NASHVILLE, Tenn. (WTVF) — It’s another consequence of COVID-19; with many people out of work unable to pay their bills, they’re selling their personal belongings to make ends meet.
But one mid-state man says he’s caught between a rock and a hard place when it comes to getting access to his own property.
Dave Mabry is making his living these days by selling his property he has stored in storage units across Nashville. He's a tour manager for a band and lost his job when COVID-19 struck.
"All of our tours cancelled and rescheduled," Mabry said.
But when Mabry lost his job, he fell $400 behind on payments for his unit at Storage Rentals of America in Old Hickory.
"What I have in there is worth more than $400," Mabry said. "If they’d let me in, I could sell power tools and some things. I could gladly pay them off and find someone else willing to work with me and move my stuff."
But Mabry says Storage Rentals of America hasn’t been understanding with his job loss following COVID-19.
"They said, 'Nope, we don’t take partial payments, we want payment in full'," Mabry said.
Mabry says that means he no longer has access to his storage unit full of equipment he could sell to pay the company and his other bills.
NewsChannel 5 spoke with an out-of-state representative of Storage Rentals of America. They said they were unfamiliar with the specifics of Mabry's issue, but that each situation is handled on a case by case basis by a district manager, one of which the representative told NewsChannel 5 would get back in contact with us with more information. The representative said they are complying with local and state guidelines.
Dave thinks Gov. Bill Lee should lead the change in those guidelines with an executive order saying that storage companies can't hold on to a renter's property if they cannot pay, similar to executive orders Lee has already issued mandating that power and water can't be shut off for non-payment during the crisis.
"You write executive orders to protect people from price gouging, but there’s no rule book for this, we’re operating outside the rule book," Mabry said.
While the corporate office of Storage Rentals of America did not immediately respond before the original publication of this story, the company issued this statement Thursday morning following NewsChannel 5's original reporting:
"Here are the facts associated with Mr. Mabry’s long history with our Old Hickory location, where he has been a tenant since April, 2018. Our company assumed management of the property in December, 2019 and his rent relief requests to us began immediately, as he was already 39 days past due. We made initial accommodations to his late rent payments (late fees waived) and we suspended the auction process all prior to the Covid-19 crisis. It’s important to note that his is a “month to month” lease agreement where he can move out anytime. He has decided to continue to rent the space."
"We are a business accountable to our investors, and in our case that means a high percentage of teachers, first responders, nurses, fire, police and even commercial and food workers -- the hardest working Americans in this crisis. As we told Mr. Mabry several times, we cannot give him free rent no matter how many times over the past two years that he has requested relief from the property manager. Our company is a proud member of the Nashville business community where we are an essential business, and provide jobs and opportunity.”

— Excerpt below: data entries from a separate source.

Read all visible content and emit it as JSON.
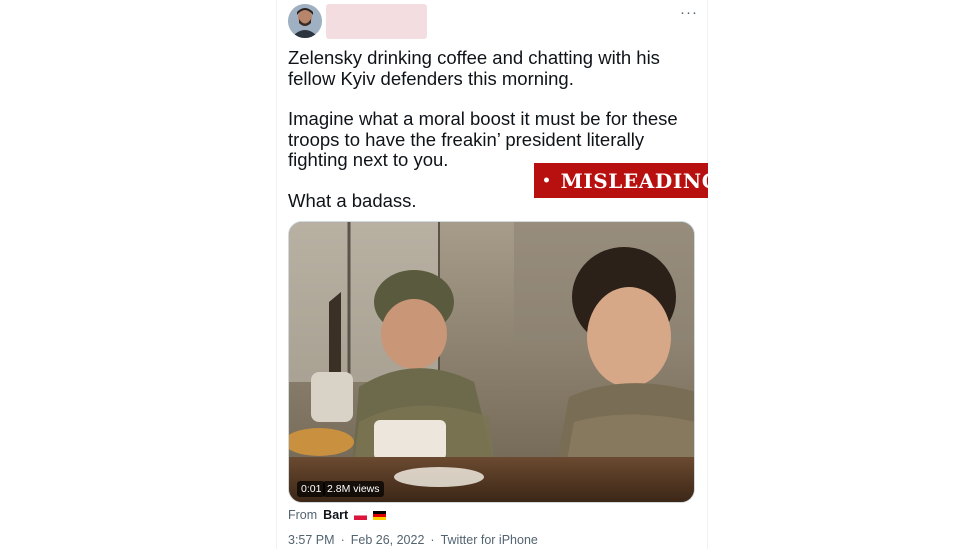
{
  "tweet": {
    "paragraphs": [
      "Zelensky drinking coffee and chatting with his fellow Kyiv defenders this morning.",
      "Imagine what a moral boost it must be for these troops to have the freakin’ president literally fighting next to you.",
      "What a badass."
    ],
    "more_icon": "more-dots-icon",
    "more_glyph": "···"
  },
  "badge": {
    "dot": "•",
    "label": "MISLEADING",
    "color": "#b80f0f"
  },
  "video": {
    "time": "0:01",
    "views": "2.8M views"
  },
  "from": {
    "prefix": "From",
    "name": "Bart",
    "flags": [
      "poland-flag-icon",
      "germany-flag-icon"
    ]
  },
  "meta": {
    "time": "3:57 PM",
    "date": "Feb 26, 2022",
    "source": "Twitter for iPhone",
    "sep": "·"
  }
}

In a follow up email, the company responded:
"SROA’s VP of Operations has told Mr. Mabry numerous times that he may come and remove his belongings – all of them – if he cannot afford the rent. His overdue rent due plus all late fees will be waived. This suggestion to Mr. Mabry pre-dates your story and every time he communicates with the company, he is told the same thing. If he vacates the unit, the company can re-rent it."
"But it appears that Mr. Mabry wants to remove just one or two items from his unit which is currently in line for auction of the contents. That would mean that SROA would need to re-commence the auction process, preventing re-rental of the unit for another 3 months or so – whatever the waiting period is in Tennessee. Mr. Mabry is well aware of the legal procedures involved in non-payment of rent on storage units, as he has units in a number of other storage places around Nashville as well, he advised SROA. So we assume he has signed a number of storage unit contracts in addition to the one we’re discussing."
After NewsChannel 5 once again reached out to Mabry in response, Mabry said Thursday was the first time SROA's VP of Operations has reached out to him, offering the deal they outlined in the above statement.